Let me begin by saying the main reason young people leave small towns is because they got driver’s licenses. Or bus tickets. You leave because although you had a happy childhood, you don’t wish to have an unhappy adulthood. You don’t want to be, forever, the same person you were in high school. The rule applies even to those who were somebody in high school–athletes and cheerleaders, for example. For further details, I recommend two films: “The Last Picture Show” and “Hoosiers.”
Speaking of movies, if your ambition is to be a filmmaker, you’ll just have to board that bus to elsewhere. Same applies if your goal is to become a writer. Had I stayed put, I’m sure I could have landed a job with the local newspaper; however, the fact that I know the preposition “of” can never become a verb wouldn’t of made any difference.
But let’s say that Donald Trump’s economic recovery plan takes hold and I’m forced to give up my artsy fartsy ways and return to the land of my forefathers. I just might make it after all. For example, I have short legs, broad shoulders, and almost no neck. So I’m physically well-suited for lifting heavy loads and burrowing into mountainsides. Moreover, I know what a Stokermatic is, and what clinker tongs are for. I know how to wear a pair of Levi’s, and I understand that a man in coal country is judged not by whether he knows the difference between a preposition and a verb, but rather by the size of the pickup truck he drives, and the number of keys attached to his belt loop.
I can say such things as, “Me and Martin Ballard, we used t’ rope and tie mountain lions up Huntington Canyon.” And it would be the truth!

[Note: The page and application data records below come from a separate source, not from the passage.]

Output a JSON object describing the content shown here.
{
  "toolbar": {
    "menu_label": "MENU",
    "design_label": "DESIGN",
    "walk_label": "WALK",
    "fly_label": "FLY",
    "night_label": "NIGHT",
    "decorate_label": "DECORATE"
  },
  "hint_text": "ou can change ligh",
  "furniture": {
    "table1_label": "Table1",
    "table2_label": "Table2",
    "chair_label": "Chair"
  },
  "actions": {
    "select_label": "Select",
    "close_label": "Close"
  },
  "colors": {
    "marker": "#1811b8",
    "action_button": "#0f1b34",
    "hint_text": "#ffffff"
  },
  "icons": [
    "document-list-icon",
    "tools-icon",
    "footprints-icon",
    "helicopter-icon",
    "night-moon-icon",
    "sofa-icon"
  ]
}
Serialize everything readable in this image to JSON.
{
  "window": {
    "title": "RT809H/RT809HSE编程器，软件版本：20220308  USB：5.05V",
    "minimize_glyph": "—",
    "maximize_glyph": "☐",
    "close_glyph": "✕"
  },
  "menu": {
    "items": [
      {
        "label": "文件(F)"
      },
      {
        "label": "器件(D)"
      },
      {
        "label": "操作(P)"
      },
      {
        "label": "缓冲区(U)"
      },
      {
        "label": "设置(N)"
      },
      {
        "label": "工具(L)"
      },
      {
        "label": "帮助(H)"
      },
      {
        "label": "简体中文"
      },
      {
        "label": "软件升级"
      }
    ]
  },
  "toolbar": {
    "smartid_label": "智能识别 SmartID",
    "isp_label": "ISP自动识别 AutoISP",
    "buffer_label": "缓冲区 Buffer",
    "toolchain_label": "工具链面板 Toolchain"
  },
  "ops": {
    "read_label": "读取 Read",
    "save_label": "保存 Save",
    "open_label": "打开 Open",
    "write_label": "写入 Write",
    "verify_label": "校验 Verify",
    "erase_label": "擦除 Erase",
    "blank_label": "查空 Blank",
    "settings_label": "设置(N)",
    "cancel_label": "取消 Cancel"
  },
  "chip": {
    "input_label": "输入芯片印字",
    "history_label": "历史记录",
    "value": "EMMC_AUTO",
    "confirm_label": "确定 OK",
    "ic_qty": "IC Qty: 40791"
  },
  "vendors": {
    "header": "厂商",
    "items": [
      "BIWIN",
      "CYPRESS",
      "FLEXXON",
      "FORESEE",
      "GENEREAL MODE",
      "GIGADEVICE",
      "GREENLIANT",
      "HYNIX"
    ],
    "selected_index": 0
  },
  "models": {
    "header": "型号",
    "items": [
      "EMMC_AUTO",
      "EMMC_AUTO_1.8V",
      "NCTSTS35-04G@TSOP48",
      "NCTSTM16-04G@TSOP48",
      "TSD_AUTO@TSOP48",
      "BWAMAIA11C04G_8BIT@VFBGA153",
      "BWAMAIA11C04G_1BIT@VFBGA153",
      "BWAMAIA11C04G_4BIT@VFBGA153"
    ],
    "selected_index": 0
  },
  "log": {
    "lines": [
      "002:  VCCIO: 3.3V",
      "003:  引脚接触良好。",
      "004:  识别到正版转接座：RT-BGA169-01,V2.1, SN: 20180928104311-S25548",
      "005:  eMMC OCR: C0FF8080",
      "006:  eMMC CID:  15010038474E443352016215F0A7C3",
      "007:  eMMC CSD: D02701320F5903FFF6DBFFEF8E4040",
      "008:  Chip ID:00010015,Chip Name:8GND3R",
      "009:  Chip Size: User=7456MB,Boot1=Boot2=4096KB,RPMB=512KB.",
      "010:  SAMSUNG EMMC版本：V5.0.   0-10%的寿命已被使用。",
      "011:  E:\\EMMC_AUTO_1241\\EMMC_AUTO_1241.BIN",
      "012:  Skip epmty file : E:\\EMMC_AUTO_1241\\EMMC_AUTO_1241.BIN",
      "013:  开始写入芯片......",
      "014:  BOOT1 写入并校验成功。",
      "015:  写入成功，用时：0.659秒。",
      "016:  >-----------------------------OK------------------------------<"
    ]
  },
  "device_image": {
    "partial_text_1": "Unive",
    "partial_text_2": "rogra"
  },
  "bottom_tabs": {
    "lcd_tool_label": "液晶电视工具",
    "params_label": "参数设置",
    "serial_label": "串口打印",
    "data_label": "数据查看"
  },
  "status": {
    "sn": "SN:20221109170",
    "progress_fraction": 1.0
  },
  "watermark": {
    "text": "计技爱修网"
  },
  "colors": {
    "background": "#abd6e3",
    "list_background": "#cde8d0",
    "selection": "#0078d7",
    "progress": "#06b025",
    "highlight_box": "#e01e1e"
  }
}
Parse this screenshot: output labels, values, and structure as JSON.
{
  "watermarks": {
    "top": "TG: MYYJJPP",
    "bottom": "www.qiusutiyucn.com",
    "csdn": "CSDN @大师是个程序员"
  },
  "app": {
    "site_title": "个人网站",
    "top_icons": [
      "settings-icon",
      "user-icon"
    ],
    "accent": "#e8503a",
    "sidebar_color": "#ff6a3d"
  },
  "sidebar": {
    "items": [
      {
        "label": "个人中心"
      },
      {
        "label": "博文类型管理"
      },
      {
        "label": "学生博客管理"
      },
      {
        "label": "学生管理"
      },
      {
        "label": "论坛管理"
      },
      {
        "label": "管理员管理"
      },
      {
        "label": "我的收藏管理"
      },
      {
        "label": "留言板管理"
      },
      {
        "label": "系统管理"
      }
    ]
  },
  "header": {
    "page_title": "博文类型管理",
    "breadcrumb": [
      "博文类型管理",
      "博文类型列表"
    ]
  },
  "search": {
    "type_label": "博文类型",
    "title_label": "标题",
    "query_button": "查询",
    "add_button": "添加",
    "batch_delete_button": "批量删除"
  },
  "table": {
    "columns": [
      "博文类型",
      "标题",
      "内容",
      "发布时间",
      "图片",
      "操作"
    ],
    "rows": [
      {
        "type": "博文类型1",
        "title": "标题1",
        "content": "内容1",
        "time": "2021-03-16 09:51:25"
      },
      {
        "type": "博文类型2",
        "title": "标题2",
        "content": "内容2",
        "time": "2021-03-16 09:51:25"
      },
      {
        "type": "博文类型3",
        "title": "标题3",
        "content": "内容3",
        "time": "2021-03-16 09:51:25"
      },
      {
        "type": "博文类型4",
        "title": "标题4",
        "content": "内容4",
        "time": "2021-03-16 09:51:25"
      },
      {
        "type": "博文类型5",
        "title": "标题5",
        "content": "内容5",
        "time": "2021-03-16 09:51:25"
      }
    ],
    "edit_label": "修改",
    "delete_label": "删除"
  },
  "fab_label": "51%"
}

Them thar mountain lions ain’t as plentiful as they once were, however. Cougars don’t congregate around coal-fired power plants, and I don’t believe they love the smell of sulfur dioxide in the morning. Nor do trout abound in polluted streams—but what the heck? Federal regulations are nothing but job killers, and if you don’t believe me, just ask any one of the 2,500 men and boys who have perished in the coal mines of Carbon County over the years.